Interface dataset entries

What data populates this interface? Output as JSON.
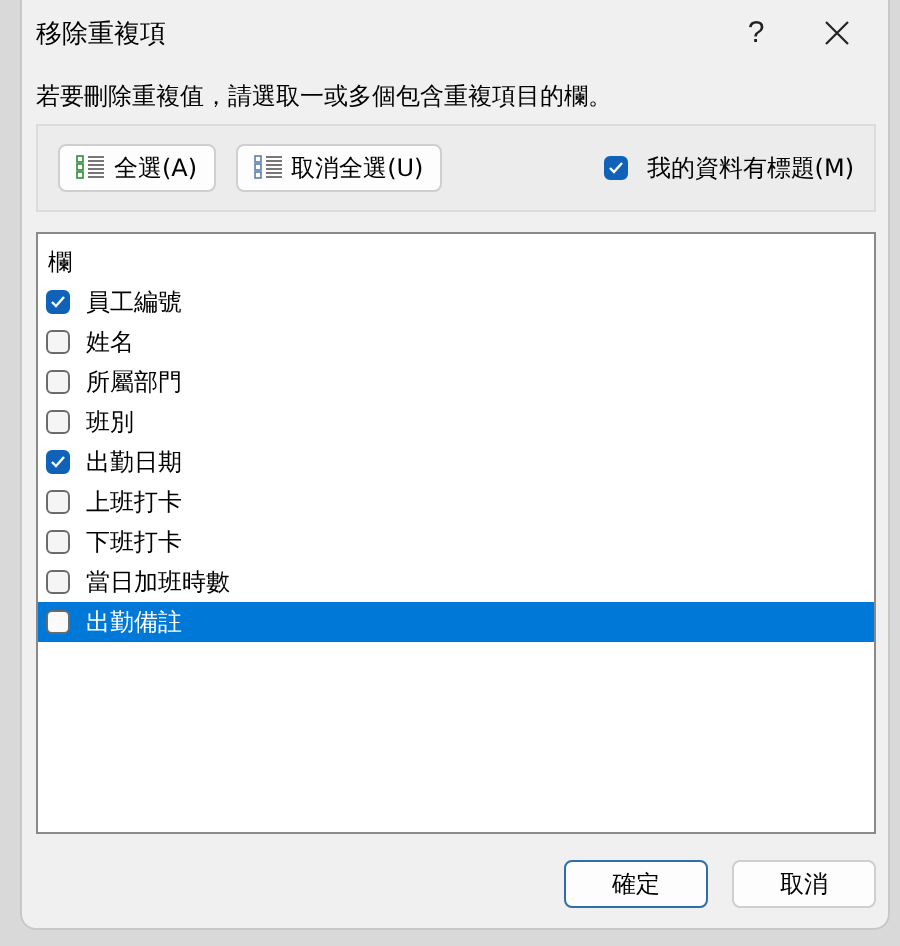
{
  "window": {
    "title": "移除重複項",
    "help": "?"
  },
  "instruction": "若要刪除重複值，請選取一或多個包含重複項目的欄。",
  "toolbar": {
    "select_all": "全選(A)",
    "unselect_all": "取消全選(U)",
    "has_headers": {
      "label": "我的資料有標題(M)",
      "checked": true
    }
  },
  "list": {
    "header": "欄",
    "items": [
      {
        "label": "員工編號",
        "checked": true,
        "selected": false
      },
      {
        "label": "姓名",
        "checked": false,
        "selected": false
      },
      {
        "label": "所屬部門",
        "checked": false,
        "selected": false
      },
      {
        "label": "班別",
        "checked": false,
        "selected": false
      },
      {
        "label": "出勤日期",
        "checked": true,
        "selected": false
      },
      {
        "label": "上班打卡",
        "checked": false,
        "selected": false
      },
      {
        "label": "下班打卡",
        "checked": false,
        "selected": false
      },
      {
        "label": "當日加班時數",
        "checked": false,
        "selected": false
      },
      {
        "label": "出勤備註",
        "checked": false,
        "selected": true
      }
    ]
  },
  "buttons": [
    {
      "label": "確定",
      "default": true
    },
    {
      "label": "取消",
      "default": false
    }
  ]
}
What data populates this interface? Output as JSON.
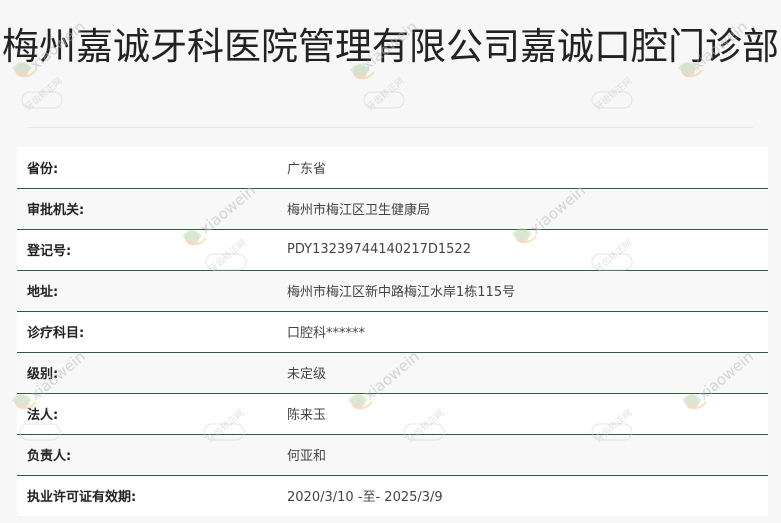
{
  "header": {
    "title": "梅州嘉诚牙科医院管理有限公司嘉诚口腔门诊部"
  },
  "rows": [
    {
      "label": "省份:",
      "value": "广东省"
    },
    {
      "label": "审批机关:",
      "value": "梅州市梅江区卫生健康局"
    },
    {
      "label": "登记号:",
      "value": "PDY13239744140217D1522"
    },
    {
      "label": "地址:",
      "value": "梅州市梅江区新中路梅江水岸1栋115号"
    },
    {
      "label": "诊疗科目:",
      "value": "口腔科******"
    },
    {
      "label": "级别:",
      "value": "未定级"
    },
    {
      "label": "法人:",
      "value": "陈来玉"
    },
    {
      "label": "负责人:",
      "value": "何亚和"
    },
    {
      "label": "执业许可证有效期:",
      "value": "2020/3/10 -至- 2025/3/9"
    }
  ],
  "watermark": {
    "text": "xiaowein",
    "subtext": "牙齿矫正网"
  },
  "colors": {
    "row_border": "#2f5e3c",
    "background": "#f7f7f7",
    "title_text": "#222222"
  }
}
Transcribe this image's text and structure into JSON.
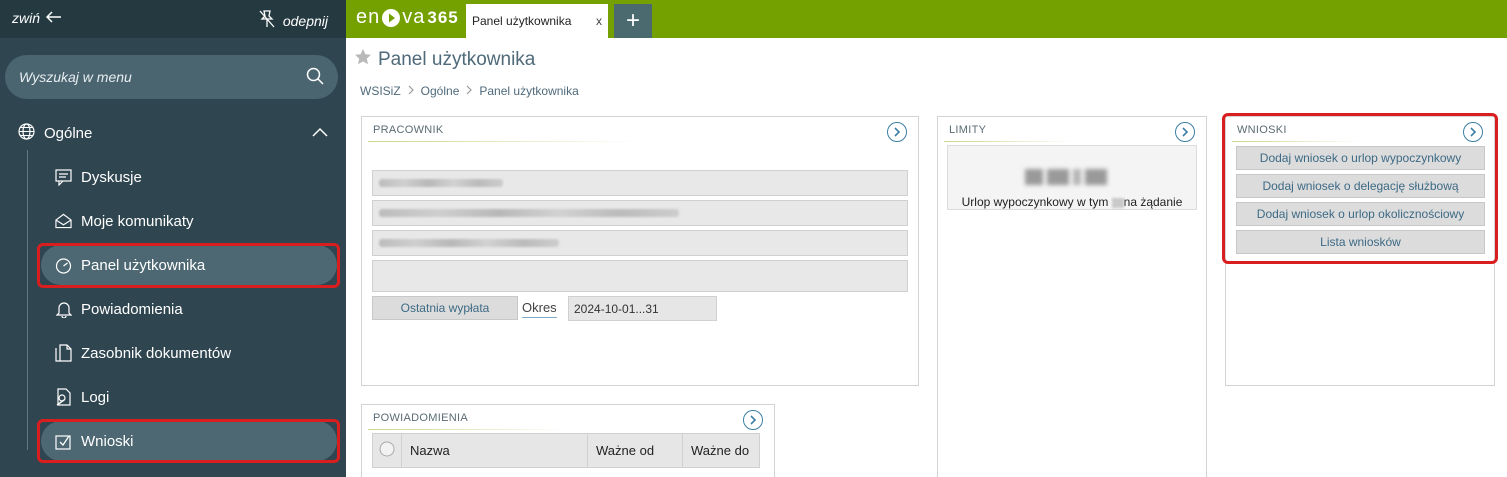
{
  "sidebar": {
    "collapse_label": "zwiń",
    "unpin_label": "odepnij",
    "search_placeholder": "Wyszukaj w menu",
    "group_label": "Ogólne",
    "items": [
      {
        "label": "Dyskusje",
        "icon": "discussion-icon"
      },
      {
        "label": "Moje komunikaty",
        "icon": "envelope-icon"
      },
      {
        "label": "Panel użytkownika",
        "icon": "gauge-icon",
        "active": true
      },
      {
        "label": "Powiadomienia",
        "icon": "bell-icon"
      },
      {
        "label": "Zasobnik dokumentów",
        "icon": "documents-icon"
      },
      {
        "label": "Logi",
        "icon": "log-search-icon"
      },
      {
        "label": "Wnioski",
        "icon": "checkbox-icon"
      }
    ]
  },
  "topbar": {
    "logo_text": "en",
    "logo_text2": "va",
    "logo_365": "365",
    "tab_label": "Panel użytkownika",
    "tab_close": "x",
    "add_tab": "+"
  },
  "page": {
    "title": "Panel użytkownika",
    "breadcrumb": [
      "WSISiZ",
      "Ogólne",
      "Panel użytkownika"
    ]
  },
  "pracownik": {
    "title": "PRACOWNIK",
    "last_pay_button": "Ostatnia wypłata",
    "period_label": "Okres",
    "period_value": "2024-10-01...31"
  },
  "limity": {
    "title": "LIMITY",
    "caption_part1": "Urlop wypoczynkowy w tym",
    "caption_part2": "na żądanie"
  },
  "wnioski": {
    "title": "WNIOSKI",
    "buttons": [
      "Dodaj wniosek o urlop wypoczynkowy",
      "Dodaj wniosek o delegację służbową",
      "Dodaj wniosek o urlop okolicznościowy",
      "Lista wniosków"
    ]
  },
  "powiadomienia": {
    "title": "POWIADOMIENIA",
    "columns": [
      "Nazwa",
      "Ważne od",
      "Ważne do"
    ]
  },
  "colors": {
    "sidebar_bg": "#2f4550",
    "topbar_green": "#74a100",
    "highlight_red": "#d81e1e",
    "link_blue": "#3d6a85"
  }
}
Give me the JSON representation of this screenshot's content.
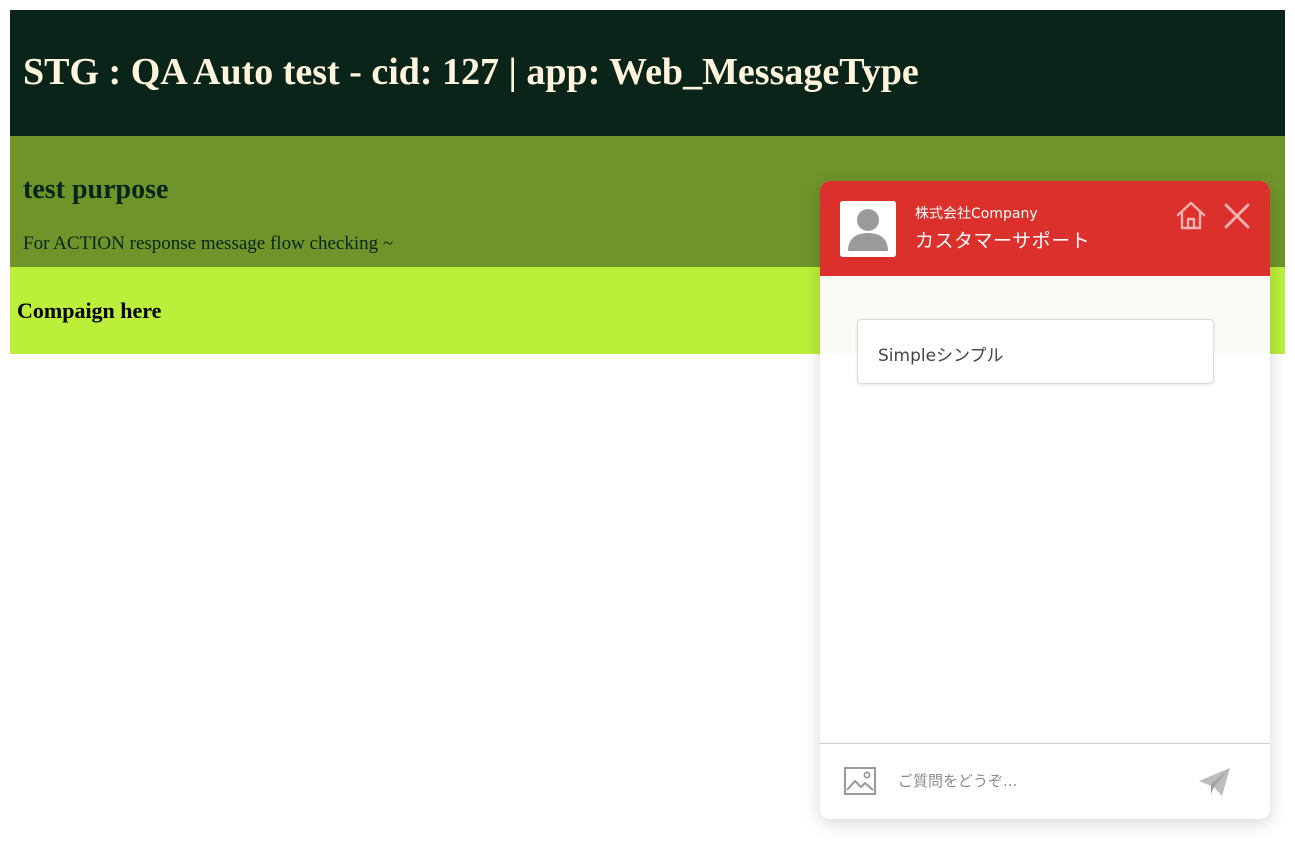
{
  "page": {
    "header_title": "STG : QA Auto test - cid: 127 | app: Web_MessageType",
    "purpose_title": "test purpose",
    "purpose_text": "For ACTION response message flow checking ~",
    "campaign_text": "Compaign here"
  },
  "chat": {
    "company_name": "株式会社Company",
    "support_name": "カスタマーサポート",
    "accent_color": "#dc302c",
    "header_icons": [
      "home-icon",
      "close-icon"
    ],
    "messages": [
      {
        "text": "Simpleシンプル"
      }
    ],
    "input_placeholder": "ご質問をどうぞ...",
    "footer_icons": [
      "image-icon",
      "send-icon"
    ]
  }
}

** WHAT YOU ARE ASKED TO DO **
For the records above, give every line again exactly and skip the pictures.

** SOLVED PROBLEM **
What data populates this interface? Output as JSON.
{
  "window": {
    "title": "移除重複項",
    "help": "?"
  },
  "instruction": "若要刪除重複值，請選取一或多個包含重複項目的欄。",
  "toolbar": {
    "select_all": "全選(A)",
    "unselect_all": "取消全選(U)",
    "has_headers": {
      "label": "我的資料有標題(M)",
      "checked": true
    }
  },
  "list": {
    "header": "欄",
    "items": [
      {
        "label": "員工編號",
        "checked": true,
        "selected": false
      },
      {
        "label": "姓名",
        "checked": false,
        "selected": false
      },
      {
        "label": "所屬部門",
        "checked": false,
        "selected": false
      },
      {
        "label": "班別",
        "checked": false,
        "selected": false
      },
      {
        "label": "出勤日期",
        "checked": true,
        "selected": false
      },
      {
        "label": "上班打卡",
        "checked": false,
        "selected": false
      },
      {
        "label": "下班打卡",
        "checked": false,
        "selected": false
      },
      {
        "label": "當日加班時數",
        "checked": false,
        "selected": false
      },
      {
        "label": "出勤備註",
        "checked": false,
        "selected": true
      }
    ]
  },
  "buttons": [
    {
      "label": "確定",
      "default": true
    },
    {
      "label": "取消",
      "default": false
    }
  ]
}
What data populates this interface? Output as JSON.
{
  "header": {
    "title": "梅州嘉诚牙科医院管理有限公司嘉诚口腔门诊部"
  },
  "rows": [
    {
      "label": "省份:",
      "value": "广东省"
    },
    {
      "label": "审批机关:",
      "value": "梅州市梅江区卫生健康局"
    },
    {
      "label": "登记号:",
      "value": "PDY13239744140217D1522"
    },
    {
      "label": "地址:",
      "value": "梅州市梅江区新中路梅江水岸1栋115号"
    },
    {
      "label": "诊疗科目:",
      "value": "口腔科******"
    },
    {
      "label": "级别:",
      "value": "未定级"
    },
    {
      "label": "法人:",
      "value": "陈来玉"
    },
    {
      "label": "负责人:",
      "value": "何亚和"
    },
    {
      "label": "执业许可证有效期:",
      "value": "2020/3/10 -至- 2025/3/9"
    }
  ],
  "watermark": {
    "text": "xiaowein",
    "subtext": "牙齿矫正网"
  },
  "colors": {
    "row_border": "#2f5e3c",
    "background": "#f7f7f7",
    "title_text": "#222222"
  }
}
Transcribe this image's text and structure into JSON.
{
  "sidebar": {
    "collapse_label": "zwiń",
    "unpin_label": "odepnij",
    "search_placeholder": "Wyszukaj w menu",
    "group_label": "Ogólne",
    "items": [
      {
        "label": "Dyskusje",
        "icon": "discussion-icon"
      },
      {
        "label": "Moje komunikaty",
        "icon": "envelope-icon"
      },
      {
        "label": "Panel użytkownika",
        "icon": "gauge-icon",
        "active": true
      },
      {
        "label": "Powiadomienia",
        "icon": "bell-icon"
      },
      {
        "label": "Zasobnik dokumentów",
        "icon": "documents-icon"
      },
      {
        "label": "Logi",
        "icon": "log-search-icon"
      },
      {
        "label": "Wnioski",
        "icon": "checkbox-icon"
      }
    ]
  },
  "topbar": {
    "logo_text": "en",
    "logo_text2": "va",
    "logo_365": "365",
    "tab_label": "Panel użytkownika",
    "tab_close": "x",
    "add_tab": "+"
  },
  "page": {
    "title": "Panel użytkownika",
    "breadcrumb": [
      "WSISiZ",
      "Ogólne",
      "Panel użytkownika"
    ]
  },
  "pracownik": {
    "title": "PRACOWNIK",
    "last_pay_button": "Ostatnia wypłata",
    "period_label": "Okres",
    "period_value": "2024-10-01...31"
  },
  "limity": {
    "title": "LIMITY",
    "caption_part1": "Urlop wypoczynkowy w tym",
    "caption_part2": "na żądanie"
  },
  "wnioski": {
    "title": "WNIOSKI",
    "buttons": [
      "Dodaj wniosek o urlop wypoczynkowy",
      "Dodaj wniosek o delegację służbową",
      "Dodaj wniosek o urlop okolicznościowy",
      "Lista wniosków"
    ]
  },
  "powiadomienia": {
    "title": "POWIADOMIENIA",
    "columns": [
      "Nazwa",
      "Ważne od",
      "Ważne do"
    ]
  },
  "colors": {
    "sidebar_bg": "#2f4550",
    "topbar_green": "#74a100",
    "highlight_red": "#d81e1e",
    "link_blue": "#3d6a85"
  }
}
Give me the JSON representation of this screenshot's content.
{
  "page": {
    "header_title": "STG : QA Auto test - cid: 127 | app: Web_MessageType",
    "purpose_title": "test purpose",
    "purpose_text": "For ACTION response message flow checking ~",
    "campaign_text": "Compaign here"
  },
  "chat": {
    "company_name": "株式会社Company",
    "support_name": "カスタマーサポート",
    "accent_color": "#dc302c",
    "header_icons": [
      "home-icon",
      "close-icon"
    ],
    "messages": [
      {
        "text": "Simpleシンプル"
      }
    ],
    "input_placeholder": "ご質問をどうぞ...",
    "footer_icons": [
      "image-icon",
      "send-icon"
    ]
  }
}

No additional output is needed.